**INSTRUCTIONS TO FOLLOW**. From the records below, extract all the text exactly and leave the images behind.

**RECORDS SUPPLIED**.
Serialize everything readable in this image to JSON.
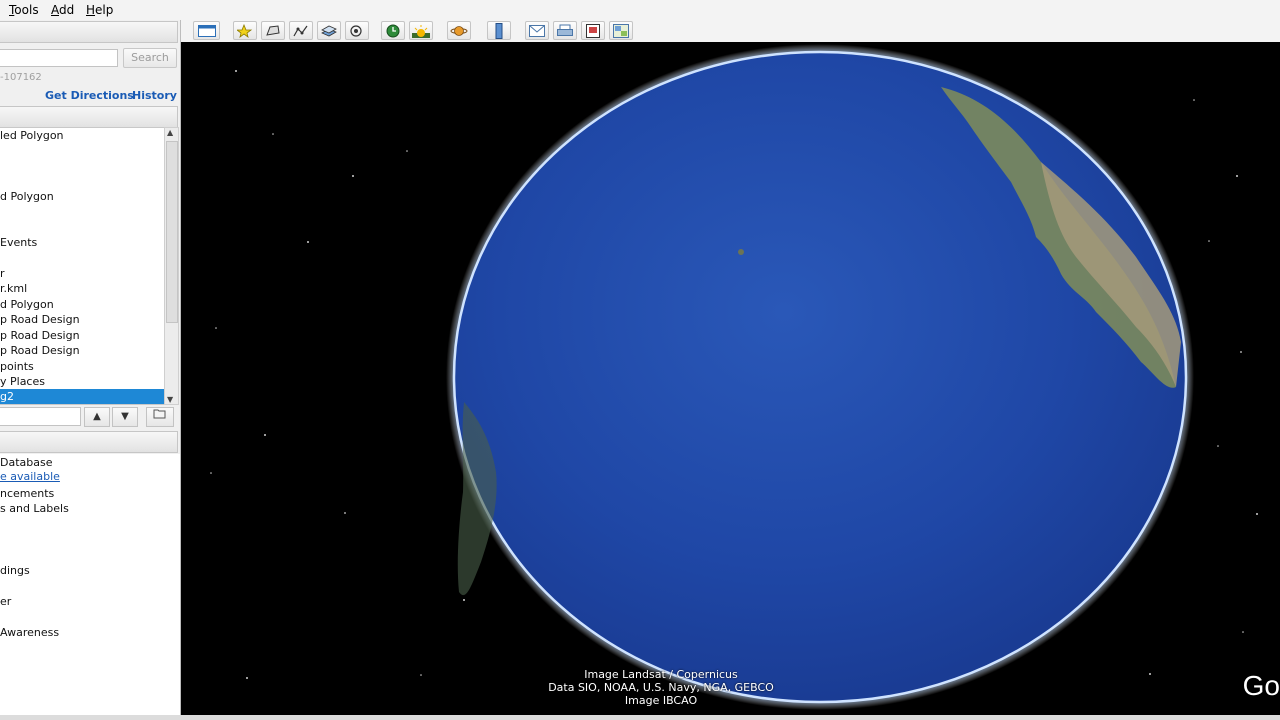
{
  "menu": {
    "tools": "Tools",
    "tools_key": "T",
    "tools_rest": "ools",
    "add_key": "A",
    "add_rest": "dd",
    "help_key": "H",
    "help_rest": "elp"
  },
  "search": {
    "button_label": "Search",
    "coords": "-107162",
    "get_directions": "Get Directions",
    "history": "History"
  },
  "places": {
    "items": [
      "led Polygon",
      "d Polygon",
      "Events",
      "r",
      "r.kml",
      "d Polygon",
      "p Road Design",
      "p Road Design",
      "p Road Design",
      "points",
      "y Places",
      "g2"
    ],
    "selected_index": 11
  },
  "layers": {
    "items": [
      {
        "label": "Database",
        "link": false
      },
      {
        "label": "e available",
        "link": true
      },
      {
        "label": "ncements",
        "link": false
      },
      {
        "label": "s and Labels",
        "link": false
      },
      {
        "label": "dings",
        "link": false
      },
      {
        "label": "er",
        "link": false
      },
      {
        "label": "Awareness",
        "link": false
      }
    ]
  },
  "toolbar": {
    "icons": [
      "sidebar-icon",
      "placemark-icon",
      "polygon-icon",
      "path-icon",
      "image-overlay-icon",
      "record-tour-icon",
      "historical-imagery-icon",
      "sunlight-icon",
      "planets-icon",
      "ruler-icon",
      "email-icon",
      "print-icon",
      "save-image-icon",
      "view-in-maps-icon"
    ]
  },
  "view": {
    "attribution_1": "Image Landsat / Copernicus",
    "attribution_2": "Data SIO, NOAA, U.S. Navy, NGA, GEBCO",
    "attribution_3": "Image IBCAO",
    "logo_partial": "Go"
  },
  "colors": {
    "selection": "#1e88d6",
    "link": "#1a5bb5",
    "ocean": "#1f47a6"
  }
}
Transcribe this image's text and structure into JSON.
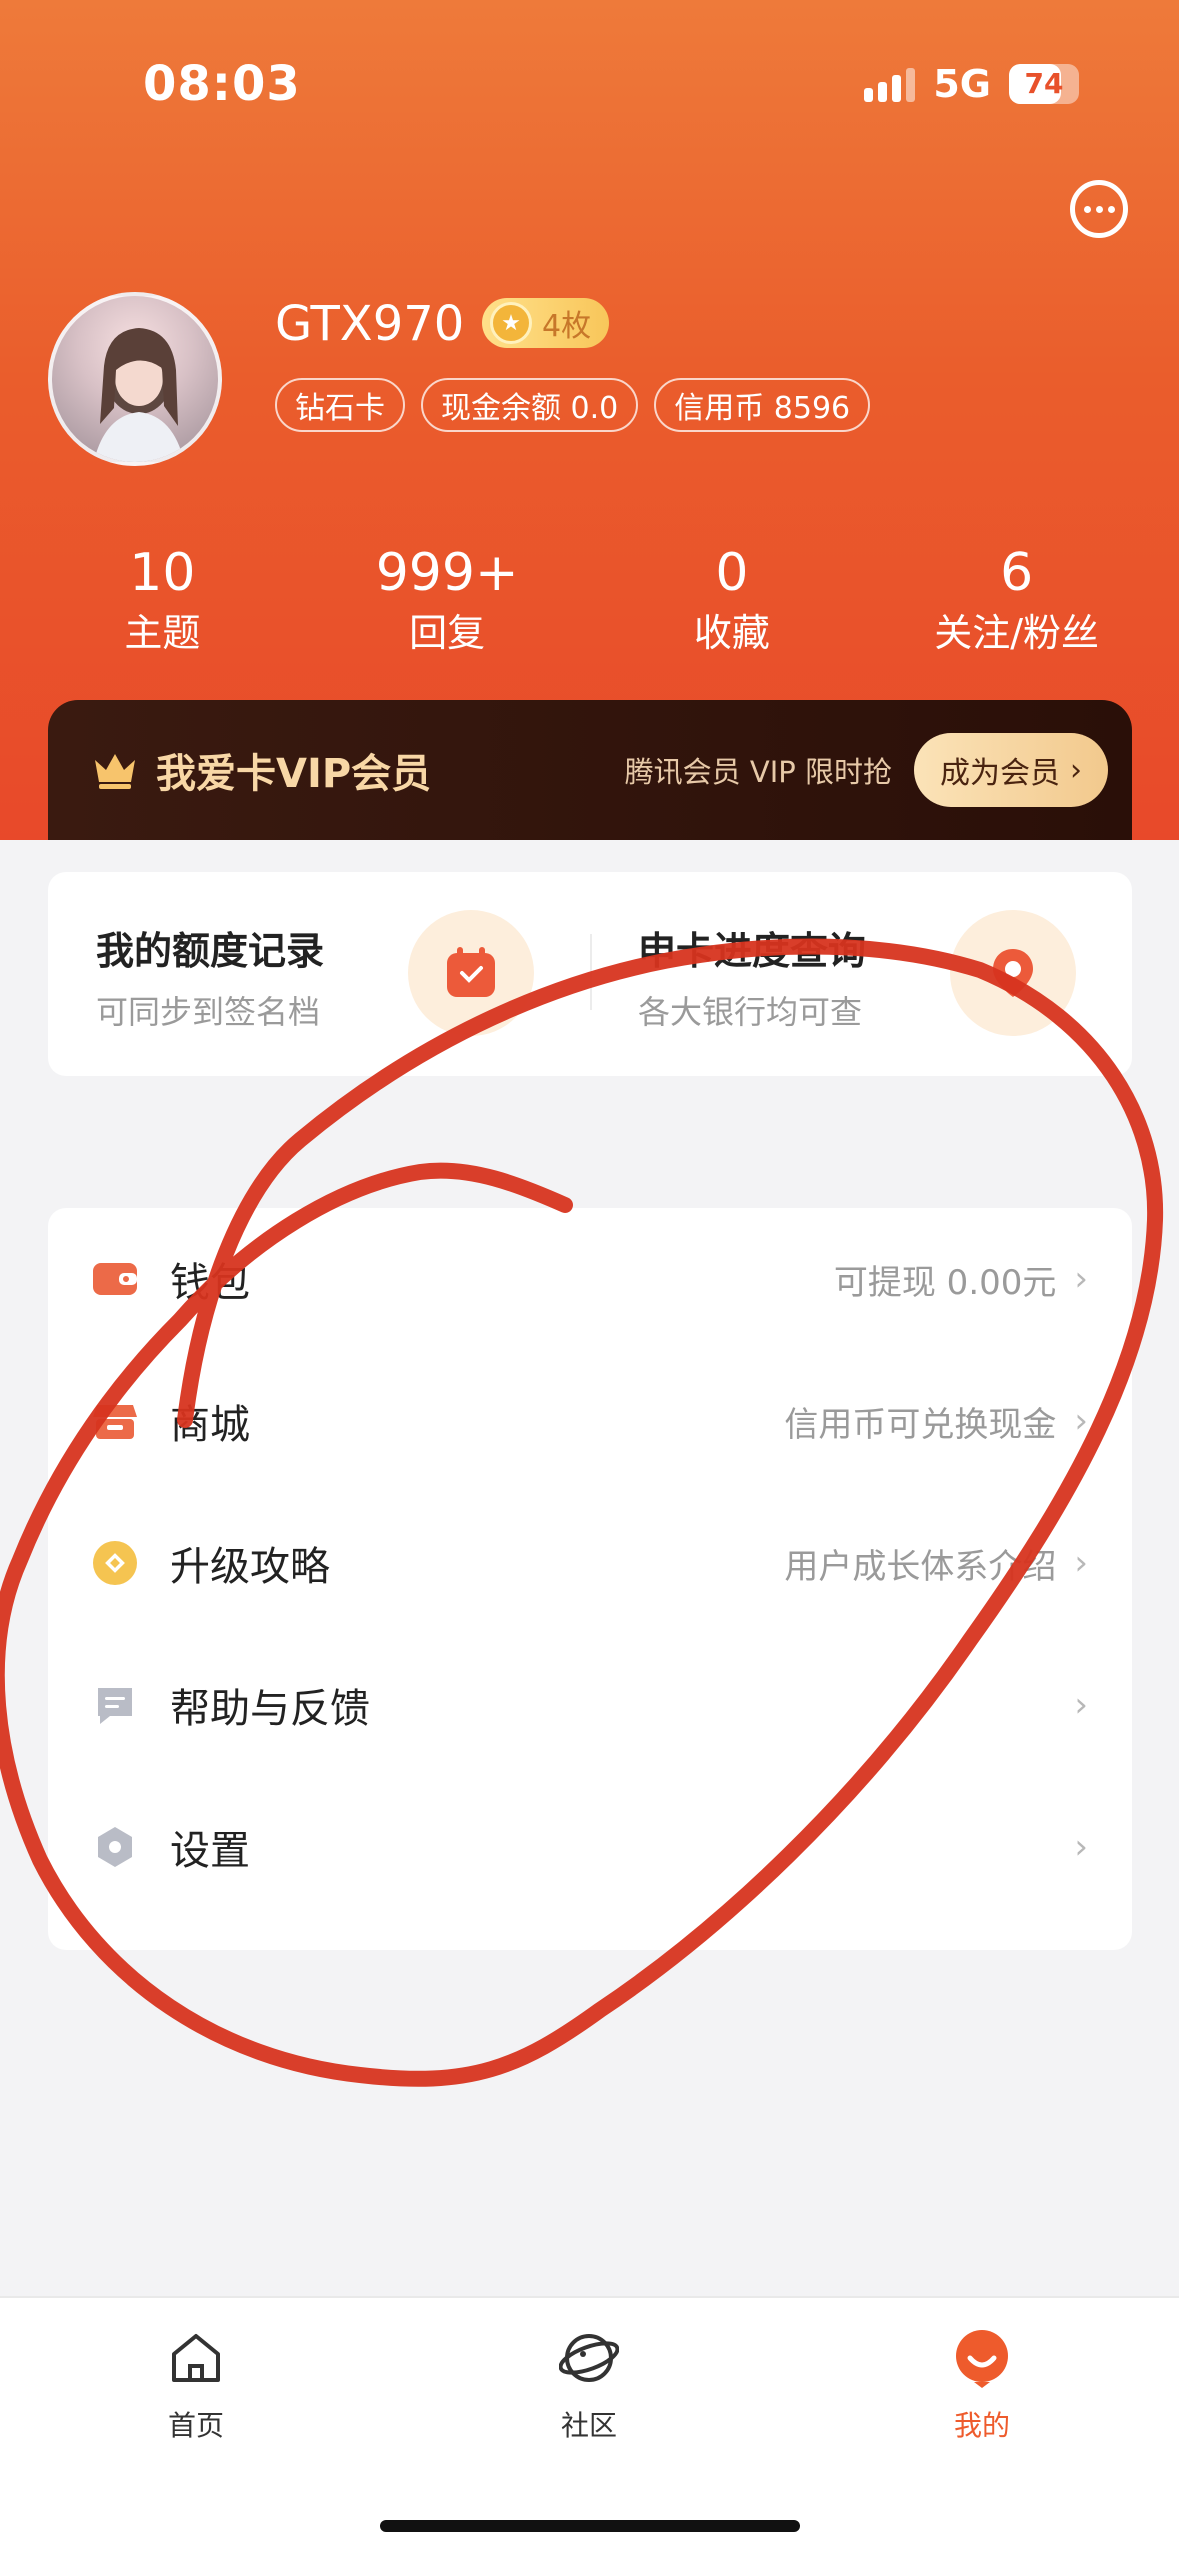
{
  "status_bar": {
    "time": "08:03",
    "network": "5G",
    "battery": "74",
    "battery_level_percent": 74
  },
  "profile": {
    "username": "GTX970",
    "coin_badge": "4枚",
    "tags": [
      "钻石卡",
      "现金余额 0.0",
      "信用币 8596"
    ]
  },
  "stats": [
    {
      "num": "10",
      "label": "主题"
    },
    {
      "num": "999+",
      "label": "回复"
    },
    {
      "num": "0",
      "label": "收藏"
    },
    {
      "num": "6",
      "label": "关注/粉丝"
    }
  ],
  "vip": {
    "title": "我爱卡VIP会员",
    "subtitle": "腾讯会员 VIP 限时抢",
    "button": "成为会员"
  },
  "quick": [
    {
      "title": "我的额度记录",
      "sub": "可同步到签名档"
    },
    {
      "title": "申卡进度查询",
      "sub": "各大银行均可查"
    }
  ],
  "menu": [
    {
      "label": "钱包",
      "value": "可提现 0.00元",
      "icon": "wallet-icon",
      "color": "#ec6a48"
    },
    {
      "label": "商城",
      "value": "信用币可兑换现金",
      "icon": "store-icon",
      "color": "#ec6a48"
    },
    {
      "label": "升级攻略",
      "value": "用户成长体系介绍",
      "icon": "upgrade-icon",
      "color": "#f5c451"
    },
    {
      "label": "帮助与反馈",
      "value": "",
      "icon": "feedback-icon",
      "color": "#b9bcc6"
    },
    {
      "label": "设置",
      "value": "",
      "icon": "settings-icon",
      "color": "#b9bcc6"
    }
  ],
  "tabs": [
    {
      "label": "首页",
      "icon": "home-icon"
    },
    {
      "label": "社区",
      "icon": "community-icon"
    },
    {
      "label": "我的",
      "icon": "profile-icon"
    }
  ],
  "colors": {
    "accent": "#ee5b2c",
    "vip_gold": "#f8d7a6",
    "scribble": "#d7341f"
  }
}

**OUTPUT OF THE EXERCISE**.
Serialize everything readable in this image to JSON.
{
  "menu": {
    "tools": "Tools",
    "tools_key": "T",
    "tools_rest": "ools",
    "add_key": "A",
    "add_rest": "dd",
    "help_key": "H",
    "help_rest": "elp"
  },
  "search": {
    "button_label": "Search",
    "coords": "-107162",
    "get_directions": "Get Directions",
    "history": "History"
  },
  "places": {
    "items": [
      "led Polygon",
      "d Polygon",
      "Events",
      "r",
      "r.kml",
      "d Polygon",
      "p Road Design",
      "p Road Design",
      "p Road Design",
      "points",
      "y Places",
      "g2"
    ],
    "selected_index": 11
  },
  "layers": {
    "items": [
      {
        "label": "Database",
        "link": false
      },
      {
        "label": "e available",
        "link": true
      },
      {
        "label": "ncements",
        "link": false
      },
      {
        "label": "s and Labels",
        "link": false
      },
      {
        "label": "dings",
        "link": false
      },
      {
        "label": "er",
        "link": false
      },
      {
        "label": "Awareness",
        "link": false
      }
    ]
  },
  "toolbar": {
    "icons": [
      "sidebar-icon",
      "placemark-icon",
      "polygon-icon",
      "path-icon",
      "image-overlay-icon",
      "record-tour-icon",
      "historical-imagery-icon",
      "sunlight-icon",
      "planets-icon",
      "ruler-icon",
      "email-icon",
      "print-icon",
      "save-image-icon",
      "view-in-maps-icon"
    ]
  },
  "view": {
    "attribution_1": "Image Landsat / Copernicus",
    "attribution_2": "Data SIO, NOAA, U.S. Navy, NGA, GEBCO",
    "attribution_3": "Image IBCAO",
    "logo_partial": "Go"
  },
  "colors": {
    "selection": "#1e88d6",
    "link": "#1a5bb5",
    "ocean": "#1f47a6"
  }
}
Transcribe this image's text and structure into JSON.
{
  "status_bar": {
    "time": "08:03",
    "network": "5G",
    "battery": "74",
    "battery_level_percent": 74
  },
  "profile": {
    "username": "GTX970",
    "coin_badge": "4枚",
    "tags": [
      "钻石卡",
      "现金余额 0.0",
      "信用币 8596"
    ]
  },
  "stats": [
    {
      "num": "10",
      "label": "主题"
    },
    {
      "num": "999+",
      "label": "回复"
    },
    {
      "num": "0",
      "label": "收藏"
    },
    {
      "num": "6",
      "label": "关注/粉丝"
    }
  ],
  "vip": {
    "title": "我爱卡VIP会员",
    "subtitle": "腾讯会员 VIP 限时抢",
    "button": "成为会员"
  },
  "quick": [
    {
      "title": "我的额度记录",
      "sub": "可同步到签名档"
    },
    {
      "title": "申卡进度查询",
      "sub": "各大银行均可查"
    }
  ],
  "menu": [
    {
      "label": "钱包",
      "value": "可提现 0.00元",
      "icon": "wallet-icon",
      "color": "#ec6a48"
    },
    {
      "label": "商城",
      "value": "信用币可兑换现金",
      "icon": "store-icon",
      "color": "#ec6a48"
    },
    {
      "label": "升级攻略",
      "value": "用户成长体系介绍",
      "icon": "upgrade-icon",
      "color": "#f5c451"
    },
    {
      "label": "帮助与反馈",
      "value": "",
      "icon": "feedback-icon",
      "color": "#b9bcc6"
    },
    {
      "label": "设置",
      "value": "",
      "icon": "settings-icon",
      "color": "#b9bcc6"
    }
  ],
  "tabs": [
    {
      "label": "首页",
      "icon": "home-icon"
    },
    {
      "label": "社区",
      "icon": "community-icon"
    },
    {
      "label": "我的",
      "icon": "profile-icon"
    }
  ],
  "colors": {
    "accent": "#ee5b2c",
    "vip_gold": "#f8d7a6",
    "scribble": "#d7341f"
  }
}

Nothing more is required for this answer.